Given the history of the giallo genre, it seems a little crazy that a movie like this had never been made before now. Just think, an entire film subgenre that’s called by the Italian word for yellow, and it took Dario Argento almost forty years since his first entry in the genre to think of making one about a villain whose skin is actually yellow.

Argento has been in a pretty major renaissance lately, after his career hit some pretty big snags over the course of the 90s (full disclosure, I’ve only seen two of his films from that decade -- The Stendhal Syndrome had its moments, but was overly long and fairly dull, and Phantom of the Opera was just terrible). Giallo, however, comes at a much better time in his career, following as it did Do You Like Hitchcock?, his two Masters of Horror entries, and Mother of Tears. Quite frankly, he’s been on fire lately, and I’m eager to see what kind of film he does next (more supernatural stuff, please).

Anyway, the plot: a serial killer is going around, picking up attractive foreigners with his cab in Milan, and dumping their carved up bodies several days later. He eventually makes the key error of abducting Celine (Elsa Pataky), an American model, while she is on the phone with her sister Linda (Emmanuelle Seigner), prompting Linda to seek help from the inspector (Adrien Brody) tasked with tracking the killer down. The two of them team up, as inspectors and civilians in gialli often seem to, and it soon becomes a race against time to find the killer before he finishes Celine off.

The film has almost everything you could want in a giallo. It’s got sexy women being cut up and murdered, some astonishingly obtuse clues that lead to the killer (seriously, if that one girl actually wanted her abductor caught, she could have tried not reciting poetry while she was dying), a killer that looks at photos of his work on the girls on his computer while jerking off, some really cool scenery, and just a whole lotta blood. There’s only a couple things it gets wrong, really: the title actually connects logically with the film without even so much as throwing an animal into it, and the killer is both revealed rather early and is largely known solely as a killer, rather than being a seemingly random cast member whose killer status is revealed with five or ten minutes left to go in the movie with no plausible explanation given. Some might say the lack of these two elements was an improvement, but really, if you can’t respect tradition then what can you respect?

If anyone has been hearing about the giallo genre but was worried that it might be too weird or Italian for them, this is a good choice to dip your toe into the water. Argento has long been the unparalleled master of the genre, and while this isn’t quite his best (that would be Opera), it’s definitely the best one to show to a potential new viewer. While Opera was more of a filmed nightmare, of the sort that he frequently made in the late 70s-mid 80s, this one will be more appealing to regular thriller fans -- at least the ones that don’t mind a nice hard R rating.

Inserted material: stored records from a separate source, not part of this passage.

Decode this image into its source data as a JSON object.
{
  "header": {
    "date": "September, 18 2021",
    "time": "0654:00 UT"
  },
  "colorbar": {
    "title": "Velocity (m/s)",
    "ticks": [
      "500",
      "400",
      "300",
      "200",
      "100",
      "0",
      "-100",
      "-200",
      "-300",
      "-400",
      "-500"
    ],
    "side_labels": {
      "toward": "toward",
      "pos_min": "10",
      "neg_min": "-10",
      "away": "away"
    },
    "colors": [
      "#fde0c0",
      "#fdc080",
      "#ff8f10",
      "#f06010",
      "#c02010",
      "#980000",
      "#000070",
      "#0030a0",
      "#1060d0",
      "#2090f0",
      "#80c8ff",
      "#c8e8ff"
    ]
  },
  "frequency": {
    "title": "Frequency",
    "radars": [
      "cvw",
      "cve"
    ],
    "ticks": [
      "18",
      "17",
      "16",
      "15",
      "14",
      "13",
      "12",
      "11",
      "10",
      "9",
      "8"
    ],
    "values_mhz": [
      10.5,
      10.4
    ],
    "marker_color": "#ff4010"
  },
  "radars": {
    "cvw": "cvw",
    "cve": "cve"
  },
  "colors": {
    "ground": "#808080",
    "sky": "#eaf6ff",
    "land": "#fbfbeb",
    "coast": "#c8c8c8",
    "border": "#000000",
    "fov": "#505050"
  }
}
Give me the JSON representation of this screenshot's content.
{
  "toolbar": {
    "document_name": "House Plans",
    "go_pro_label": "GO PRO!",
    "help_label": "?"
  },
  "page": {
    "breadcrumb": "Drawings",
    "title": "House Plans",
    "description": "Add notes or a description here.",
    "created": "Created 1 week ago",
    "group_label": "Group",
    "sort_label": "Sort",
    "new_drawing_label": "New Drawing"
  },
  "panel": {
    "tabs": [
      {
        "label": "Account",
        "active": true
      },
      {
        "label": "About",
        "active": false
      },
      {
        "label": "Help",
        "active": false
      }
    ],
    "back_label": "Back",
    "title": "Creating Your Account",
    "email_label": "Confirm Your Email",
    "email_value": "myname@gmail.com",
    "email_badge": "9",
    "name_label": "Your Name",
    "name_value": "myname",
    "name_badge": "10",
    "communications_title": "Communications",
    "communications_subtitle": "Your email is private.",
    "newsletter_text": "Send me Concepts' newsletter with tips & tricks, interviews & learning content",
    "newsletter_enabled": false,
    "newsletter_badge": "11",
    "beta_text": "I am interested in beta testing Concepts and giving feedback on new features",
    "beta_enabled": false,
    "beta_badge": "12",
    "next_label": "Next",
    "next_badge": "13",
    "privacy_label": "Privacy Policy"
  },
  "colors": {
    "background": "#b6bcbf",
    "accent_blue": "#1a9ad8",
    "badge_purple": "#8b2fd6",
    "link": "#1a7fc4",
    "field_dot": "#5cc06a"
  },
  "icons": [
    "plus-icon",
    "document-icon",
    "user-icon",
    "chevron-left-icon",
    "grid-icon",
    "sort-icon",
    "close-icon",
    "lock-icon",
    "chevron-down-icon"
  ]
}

And if they do mind, let’s be honest, there’s not a single Argento movie they’ll ever approve of, the uptight tools.

Rating: *** ½

No comments: